As for the leisure activities, we didn’t take part in too many, as our body was already struggling to adapt to the changes and we didn’t want to make things even harder before the marathon. Some participants took the opportunity to use the kayaks on the lake and do yoga, and we went on a horse riding 1-hour tour the afternoon after we ran the marathon. There is no wifi available at the camp, so we spent the rest of the time taking naps, walks, pictures, reading and writing. Getting to know the other runners and chatting with them over a cup of tea was perhaps the best part. It is so rare for people from so many walks of life to find themselves in the same place for so long and to be able to share a passion. Every one of us had a very different story to tell, but all were incredibly interesting.
The race really showed how selfless trail running is. Nobody was racing against the others. Instead, everybody was just trying to find out how to overcome the rough patches, when to push harder and when to slow down, when to tap into their mental resources and when to enjoy the scenery and stop to take pictures. At the same time, everybody was cheering for the others and encouraging them. It was truly moving to see how everybody was greeted at the finish line, regardless of their time or ranking.

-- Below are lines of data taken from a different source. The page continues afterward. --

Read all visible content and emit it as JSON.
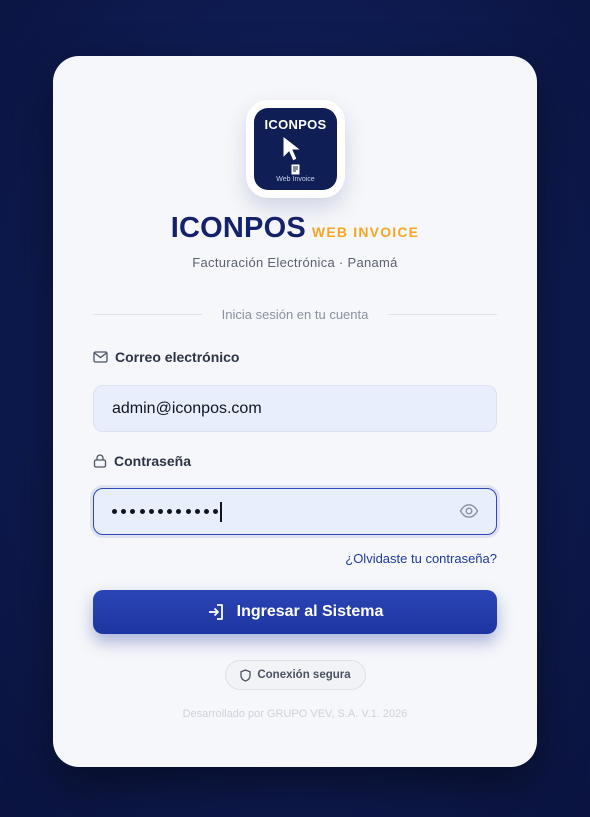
{
  "logo": {
    "title": "ICONPOS",
    "subtitle": "Web Invoice",
    "icon": "cursor-icon"
  },
  "brand": {
    "name": "ICONPOS",
    "accent": "WEB INVOICE",
    "tagline": "Facturación Electrónica · Panamá"
  },
  "form": {
    "divider_text": "Inicia sesión en tu cuenta",
    "email": {
      "label": "Correo electrónico",
      "value": "admin@iconpos.com",
      "icon": "mail-icon"
    },
    "password": {
      "label": "Contraseña",
      "masked_length": 12,
      "icon": "lock-icon",
      "toggle_icon": "eye-icon"
    },
    "forgot_link": "¿Olvidaste tu contraseña?",
    "submit_label": "Ingresar al Sistema",
    "submit_icon": "login-icon"
  },
  "secure_badge": {
    "label": "Conexión segura",
    "icon": "shield-icon"
  },
  "footer": "Desarrollado por GRUPO VEV, S.A. V.1. 2026",
  "colors": {
    "primary": "#1d35a0",
    "brand_navy": "#13226a",
    "accent": "#f5a623",
    "background": "#0f1d55"
  }
}
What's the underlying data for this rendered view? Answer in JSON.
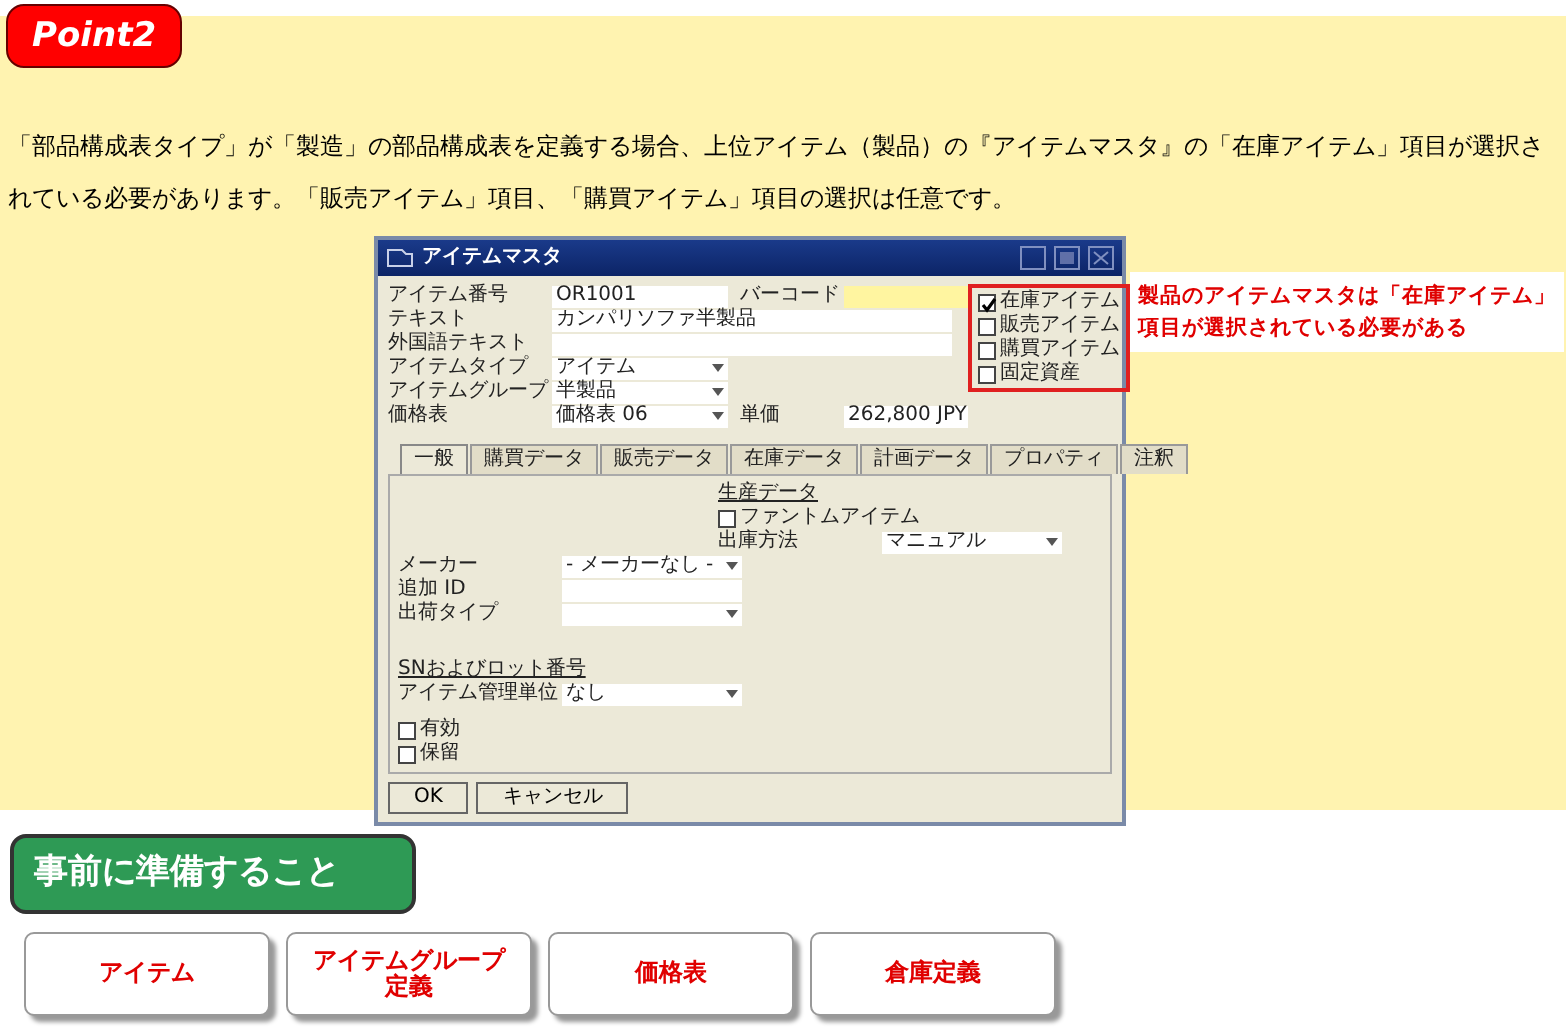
{
  "badge": "Point2",
  "paragraph": "「部品構成表タイプ」が「製造」の部品構成表を定義する場合、上位アイテム（製品）の『アイテムマスタ』の「在庫アイテム」項目が選択されている必要があります。「販売アイテム」項目、「購買アイテム」項目の選択は任意です。",
  "window": {
    "title": "アイテムマスタ",
    "top_fields": [
      {
        "label": "アイテム番号",
        "value": "OR1001",
        "kind": "text",
        "side": {
          "label": "バーコード",
          "kind": "highlight"
        }
      },
      {
        "label": "テキスト",
        "value": "カンパリソファ半製品",
        "kind": "wide"
      },
      {
        "label": "外国語テキスト",
        "kind": "wide"
      },
      {
        "label": "アイテムタイプ",
        "value": "アイテム",
        "kind": "dropdown"
      },
      {
        "label": "アイテムグループ",
        "value": "半製品",
        "kind": "dropdown"
      },
      {
        "label": "価格表",
        "value": "価格表 06",
        "kind": "dropdown",
        "side": {
          "label": "単価",
          "value": "262,800 JPY",
          "kind": "text"
        }
      }
    ],
    "item_checks": [
      {
        "label": "在庫アイテム",
        "checked": true
      },
      {
        "label": "販売アイテム",
        "checked": false
      },
      {
        "label": "購買アイテム",
        "checked": false
      },
      {
        "label": "固定資産",
        "checked": false
      }
    ],
    "tabs": [
      {
        "label": "一般",
        "selected": true
      },
      {
        "label": "購買データ",
        "selected": false
      },
      {
        "label": "販売データ",
        "selected": false
      },
      {
        "label": "在庫データ",
        "selected": false
      },
      {
        "label": "計画データ",
        "selected": false
      },
      {
        "label": "プロパティ",
        "selected": false
      },
      {
        "label": "注釈",
        "selected": false
      }
    ],
    "production": {
      "header": "生産データ",
      "phantom": {
        "label": "ファントムアイテム",
        "checked": false
      },
      "issue": {
        "label": "出庫方法",
        "value": "マニュアル",
        "kind": "dropdown"
      }
    },
    "general_fields": [
      {
        "label": "メーカー",
        "value": "- メーカーなし -",
        "kind": "dropdown"
      },
      {
        "label": "追加 ID",
        "kind": "text"
      },
      {
        "label": "出荷タイプ",
        "kind": "dropdown"
      }
    ],
    "sn_header": "SNおよびロット番号",
    "sn_fields": [
      {
        "label": "アイテム管理単位",
        "value": "なし",
        "kind": "dropdown"
      }
    ],
    "status_checks": [
      {
        "label": "有効",
        "checked": false
      },
      {
        "label": "保留",
        "checked": false
      }
    ],
    "buttons": [
      "OK",
      "キャンセル"
    ]
  },
  "callout": [
    "製品のアイテムマスタは「在庫アイテム」",
    "項目が選択されている必要がある"
  ],
  "prep": {
    "title": "事前に準備すること",
    "buttons": [
      {
        "lines": [
          "アイテム"
        ]
      },
      {
        "lines": [
          "アイテムグループ",
          "定義"
        ]
      },
      {
        "lines": [
          "価格表"
        ]
      },
      {
        "lines": [
          "倉庫定義"
        ]
      }
    ]
  }
}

The race itself went well (of course it did, we won! XD) but for some people it didn’t go as smoothly as they would have hoped. Some got lost or struggled to find the green marks that indicated the trail to follow – I was lucky enough to run with my very own hero, camel, and guide, aka my husband, who showed me the way, but not everybody could count on that. The aid stations were placed every 12 k for the 42 k distance, and then at the 55, 65, 76 and 88 k for the 100k distance. Before the race we were told that there would be drinking water for us to refill our bottles, but when we got to the second aid station we discovered that they only had hot water, so we had to carry on with what we had. There were no gels nor electrolytes or packaged foods that one could carry to have in between aid stations, so we ended up relying entirely on what we had brought. The runners who finished the 100k were very happy about the warm pumpkin soup they were served from the 55 k aid station on though.
I really liked the blue t-shirts that were given to all the finishers, even though the sizes were all wrong, as were the sizes of the technical white t-shirts that were given to the winners. Had I known, I would have bought one of the right size for 15 dollars… We also got very pretty medals: they are shaped in a little ball that recalls a traditional Mongolian badge of honour and are engraved with the shape of the two mountains we climbed and the distance (either 42 or 100). Our photographer’s pictures were also one of the best parts! It is great to run a marathon, but if you can’t prove it on Facebook it never happened 😉